Now the yes. As much as this current phase started by going back to higher volume and essentially starting the cycle over, there is a much different attempt at reinventing the wheel currently and I am not a fan, at all. I call the current training phase we are in, "Make up dumb shit so that your training protocol seems so much more hardcore than the next guy’s." It has become ridiculous and an ego contest to see who can come up with the most absurd workouts with absolutely no regard for recovery. The hardest workout is not the best workout, because we are all limited by our recovery abilities. To train above your recovery ability—no matter how badass you might look in a video on Instagram—is a giant WASTE OF TIME and will not only not have you progressing in the gym and building more muscle, but could have you regressing instead.

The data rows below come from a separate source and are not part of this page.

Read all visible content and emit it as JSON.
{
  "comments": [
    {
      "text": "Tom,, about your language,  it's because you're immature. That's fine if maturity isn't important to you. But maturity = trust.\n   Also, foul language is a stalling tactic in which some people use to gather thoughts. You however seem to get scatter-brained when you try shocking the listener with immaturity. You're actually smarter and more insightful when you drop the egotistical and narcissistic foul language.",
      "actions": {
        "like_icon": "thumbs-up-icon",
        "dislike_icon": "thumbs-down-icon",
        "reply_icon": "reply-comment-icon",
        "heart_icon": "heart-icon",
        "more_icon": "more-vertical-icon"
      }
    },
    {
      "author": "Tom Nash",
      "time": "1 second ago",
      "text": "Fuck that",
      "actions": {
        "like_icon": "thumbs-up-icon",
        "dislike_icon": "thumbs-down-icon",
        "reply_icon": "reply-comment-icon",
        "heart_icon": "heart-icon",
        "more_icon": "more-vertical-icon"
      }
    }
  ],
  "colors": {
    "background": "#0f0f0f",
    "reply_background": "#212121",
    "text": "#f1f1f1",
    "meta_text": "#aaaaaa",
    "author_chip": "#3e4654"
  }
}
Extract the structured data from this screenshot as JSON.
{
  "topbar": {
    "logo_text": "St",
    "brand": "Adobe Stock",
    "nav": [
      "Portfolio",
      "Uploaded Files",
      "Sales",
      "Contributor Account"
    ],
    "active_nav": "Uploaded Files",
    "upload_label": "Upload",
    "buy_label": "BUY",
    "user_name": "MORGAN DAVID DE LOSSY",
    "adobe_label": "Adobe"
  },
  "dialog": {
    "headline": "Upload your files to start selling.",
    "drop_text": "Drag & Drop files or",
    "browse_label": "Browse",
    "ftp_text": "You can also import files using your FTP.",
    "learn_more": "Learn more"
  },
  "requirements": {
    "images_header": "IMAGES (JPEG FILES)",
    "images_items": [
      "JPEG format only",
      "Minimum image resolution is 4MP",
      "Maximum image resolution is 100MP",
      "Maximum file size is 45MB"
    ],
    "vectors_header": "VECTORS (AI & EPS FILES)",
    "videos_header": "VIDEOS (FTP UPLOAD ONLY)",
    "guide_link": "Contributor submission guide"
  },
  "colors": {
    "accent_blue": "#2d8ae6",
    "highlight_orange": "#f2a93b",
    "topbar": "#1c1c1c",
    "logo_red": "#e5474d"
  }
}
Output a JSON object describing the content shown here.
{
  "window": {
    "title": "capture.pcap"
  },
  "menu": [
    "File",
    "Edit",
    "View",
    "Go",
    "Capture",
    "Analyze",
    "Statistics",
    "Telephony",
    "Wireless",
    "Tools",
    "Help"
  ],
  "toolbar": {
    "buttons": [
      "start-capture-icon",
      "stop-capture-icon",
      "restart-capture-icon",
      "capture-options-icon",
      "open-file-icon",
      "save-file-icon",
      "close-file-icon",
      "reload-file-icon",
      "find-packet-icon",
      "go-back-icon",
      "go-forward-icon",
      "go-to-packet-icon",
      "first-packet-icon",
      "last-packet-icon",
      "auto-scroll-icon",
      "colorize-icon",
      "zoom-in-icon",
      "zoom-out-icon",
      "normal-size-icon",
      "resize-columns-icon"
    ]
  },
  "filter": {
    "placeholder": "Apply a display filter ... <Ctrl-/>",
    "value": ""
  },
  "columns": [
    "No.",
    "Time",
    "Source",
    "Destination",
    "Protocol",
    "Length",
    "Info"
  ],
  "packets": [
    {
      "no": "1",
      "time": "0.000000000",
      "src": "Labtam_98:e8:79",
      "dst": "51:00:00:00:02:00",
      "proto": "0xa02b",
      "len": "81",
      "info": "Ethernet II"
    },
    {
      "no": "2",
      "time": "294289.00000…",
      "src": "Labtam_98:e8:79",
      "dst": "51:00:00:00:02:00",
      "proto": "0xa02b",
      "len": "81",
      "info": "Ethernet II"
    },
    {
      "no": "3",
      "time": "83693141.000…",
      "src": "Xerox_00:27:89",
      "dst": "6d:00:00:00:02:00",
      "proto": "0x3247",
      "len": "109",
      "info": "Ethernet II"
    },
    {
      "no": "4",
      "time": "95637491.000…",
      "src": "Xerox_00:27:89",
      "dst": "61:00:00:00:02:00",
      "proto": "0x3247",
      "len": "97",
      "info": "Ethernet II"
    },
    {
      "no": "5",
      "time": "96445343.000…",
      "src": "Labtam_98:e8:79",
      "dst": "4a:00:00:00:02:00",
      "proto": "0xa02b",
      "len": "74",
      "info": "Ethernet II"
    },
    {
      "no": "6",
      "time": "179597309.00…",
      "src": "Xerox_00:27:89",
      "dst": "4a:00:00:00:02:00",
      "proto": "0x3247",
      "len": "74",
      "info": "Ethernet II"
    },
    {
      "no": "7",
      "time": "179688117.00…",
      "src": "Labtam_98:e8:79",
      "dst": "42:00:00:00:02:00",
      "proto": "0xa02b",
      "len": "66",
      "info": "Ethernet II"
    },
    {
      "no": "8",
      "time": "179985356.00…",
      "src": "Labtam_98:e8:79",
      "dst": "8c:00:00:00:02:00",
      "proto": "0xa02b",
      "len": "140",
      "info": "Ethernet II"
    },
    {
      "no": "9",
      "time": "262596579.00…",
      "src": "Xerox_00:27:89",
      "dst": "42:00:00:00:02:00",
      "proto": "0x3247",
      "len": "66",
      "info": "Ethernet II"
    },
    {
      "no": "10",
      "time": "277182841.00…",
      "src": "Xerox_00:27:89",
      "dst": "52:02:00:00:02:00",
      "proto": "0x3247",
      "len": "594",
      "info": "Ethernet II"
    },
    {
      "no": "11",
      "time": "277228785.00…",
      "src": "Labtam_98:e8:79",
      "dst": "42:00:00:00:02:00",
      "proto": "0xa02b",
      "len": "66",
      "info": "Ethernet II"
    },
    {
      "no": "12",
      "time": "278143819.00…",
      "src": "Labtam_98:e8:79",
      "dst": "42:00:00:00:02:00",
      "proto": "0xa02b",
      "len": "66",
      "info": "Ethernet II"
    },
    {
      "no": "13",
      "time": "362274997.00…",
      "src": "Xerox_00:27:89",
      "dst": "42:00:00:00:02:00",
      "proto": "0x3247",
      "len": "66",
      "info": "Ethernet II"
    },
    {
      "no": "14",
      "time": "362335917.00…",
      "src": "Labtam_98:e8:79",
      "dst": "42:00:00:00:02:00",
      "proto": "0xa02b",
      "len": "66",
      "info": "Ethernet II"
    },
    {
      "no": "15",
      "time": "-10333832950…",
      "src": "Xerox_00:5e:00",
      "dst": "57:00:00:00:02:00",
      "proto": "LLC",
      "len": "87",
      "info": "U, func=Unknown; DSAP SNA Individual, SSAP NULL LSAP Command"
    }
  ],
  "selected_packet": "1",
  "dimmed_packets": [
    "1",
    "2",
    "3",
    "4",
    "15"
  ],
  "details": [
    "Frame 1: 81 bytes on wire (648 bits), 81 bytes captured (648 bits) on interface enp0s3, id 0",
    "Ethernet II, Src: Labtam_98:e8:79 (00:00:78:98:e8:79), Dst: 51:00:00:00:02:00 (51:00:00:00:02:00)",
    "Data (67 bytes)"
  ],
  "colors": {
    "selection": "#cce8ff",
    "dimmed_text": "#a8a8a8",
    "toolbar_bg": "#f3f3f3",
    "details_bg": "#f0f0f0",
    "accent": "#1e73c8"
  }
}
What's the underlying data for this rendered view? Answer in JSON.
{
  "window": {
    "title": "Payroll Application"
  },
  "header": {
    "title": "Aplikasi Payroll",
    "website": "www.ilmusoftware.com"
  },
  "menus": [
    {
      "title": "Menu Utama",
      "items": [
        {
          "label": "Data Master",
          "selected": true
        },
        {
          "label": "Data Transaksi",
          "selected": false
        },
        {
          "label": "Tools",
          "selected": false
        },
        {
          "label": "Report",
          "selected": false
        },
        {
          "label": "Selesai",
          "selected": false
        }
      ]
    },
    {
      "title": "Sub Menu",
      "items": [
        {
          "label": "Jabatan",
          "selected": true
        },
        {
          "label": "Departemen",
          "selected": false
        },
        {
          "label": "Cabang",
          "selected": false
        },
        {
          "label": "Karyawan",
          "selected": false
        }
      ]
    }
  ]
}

There is no science involved with this new approach and it takes absolutely no experience to put together a workout for legs that will make someone cramp and/or puke their brains out. Where is the line? If I say do 25 sets of squats for 25 reps each with only 25 seconds rest between sets (obviously I have created the 25/25/25 leg training protocol), you can just come up with 100/100/100. You win. Your workout is harder than mine, never mind that neither of us is likely to recover from these workouts unless we are only doing them once per month.
I can appreciate those that want to train their asses off. I am old school and love to train long sessions with heavy weights and destroy the muscle I am training at each session. However, I have way too much shit to do in a day and I drive almost an hour to the gym both ways. I am damn sure not going to waste any time in the gym if I am not growing or not recovering. Again, training is not rocket science. Create a stimulus that the muscle is not used to and it will be forced to adapt. Anything above that is a waste of time and a risk of injury. It is very possible that Lee Haney had it right: “Stimulate, don’t annihilate.”
I’m with Lee. Just Sayin’.